++++ Exercise inputs
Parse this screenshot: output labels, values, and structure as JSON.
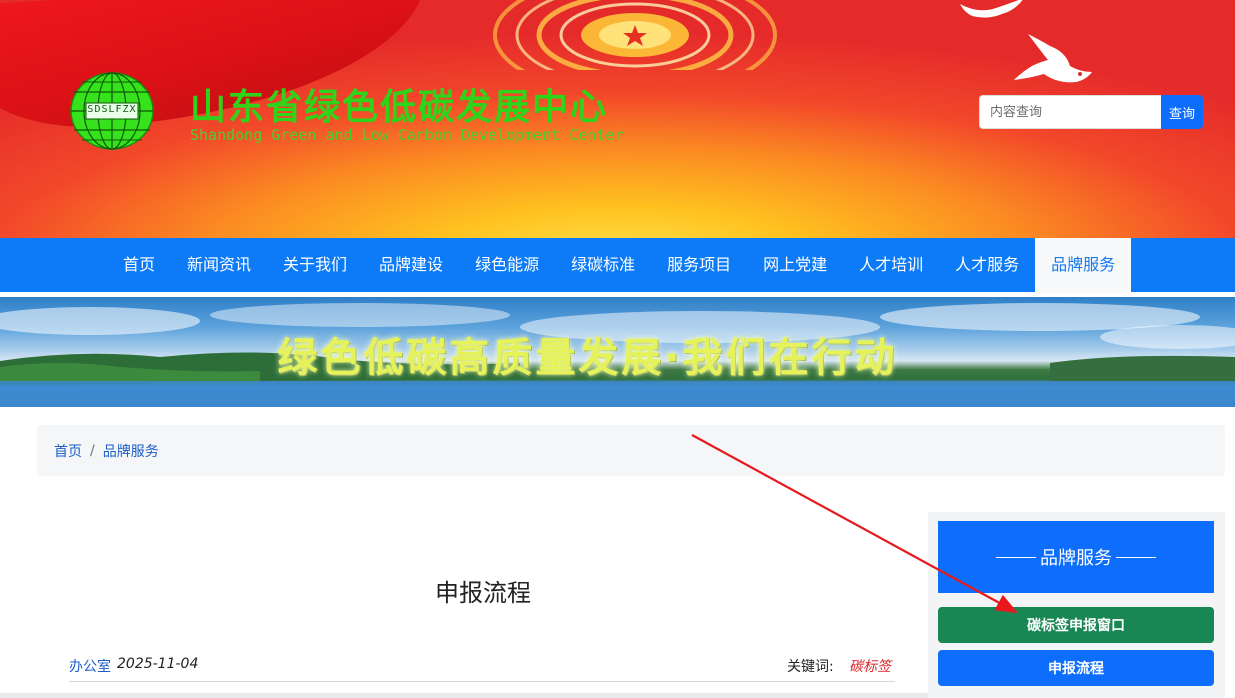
{
  "header": {
    "logo_text": "SDSLFZX",
    "title_cn": "山东省绿色低碳发展中心",
    "title_en": "Shandong Green and Low Carbon Development Center",
    "search_placeholder": "内容查询",
    "search_button": "查询"
  },
  "nav": {
    "items": [
      {
        "label": "首页"
      },
      {
        "label": "新闻资讯"
      },
      {
        "label": "关于我们"
      },
      {
        "label": "品牌建设"
      },
      {
        "label": "绿色能源"
      },
      {
        "label": "绿碳标准"
      },
      {
        "label": "服务项目"
      },
      {
        "label": "网上党建"
      },
      {
        "label": "人才培训"
      },
      {
        "label": "人才服务"
      },
      {
        "label": "品牌服务"
      }
    ],
    "active": "品牌服务"
  },
  "banner": {
    "slogan": "绿色低碳高质量发展·我们在行动"
  },
  "breadcrumb": {
    "home": "首页",
    "separator": "/",
    "current": "品牌服务"
  },
  "article": {
    "title": "申报流程",
    "author": "办公室",
    "date": "2025-11-04",
    "keywords_label": "关键词:",
    "keywords": "碳标签"
  },
  "sidebar": {
    "heading": "品牌服务",
    "buttons": [
      {
        "label": "碳标签申报窗口"
      },
      {
        "label": "申报流程"
      }
    ]
  },
  "colors": {
    "nav_bg": "#0d7bf7",
    "primary": "#0d6efd",
    "success": "#198754",
    "title_green": "#2fd31a",
    "annotation_red": "#e8191c"
  }
}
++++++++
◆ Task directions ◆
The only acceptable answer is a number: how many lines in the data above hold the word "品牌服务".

◆ Problem solution ◆
4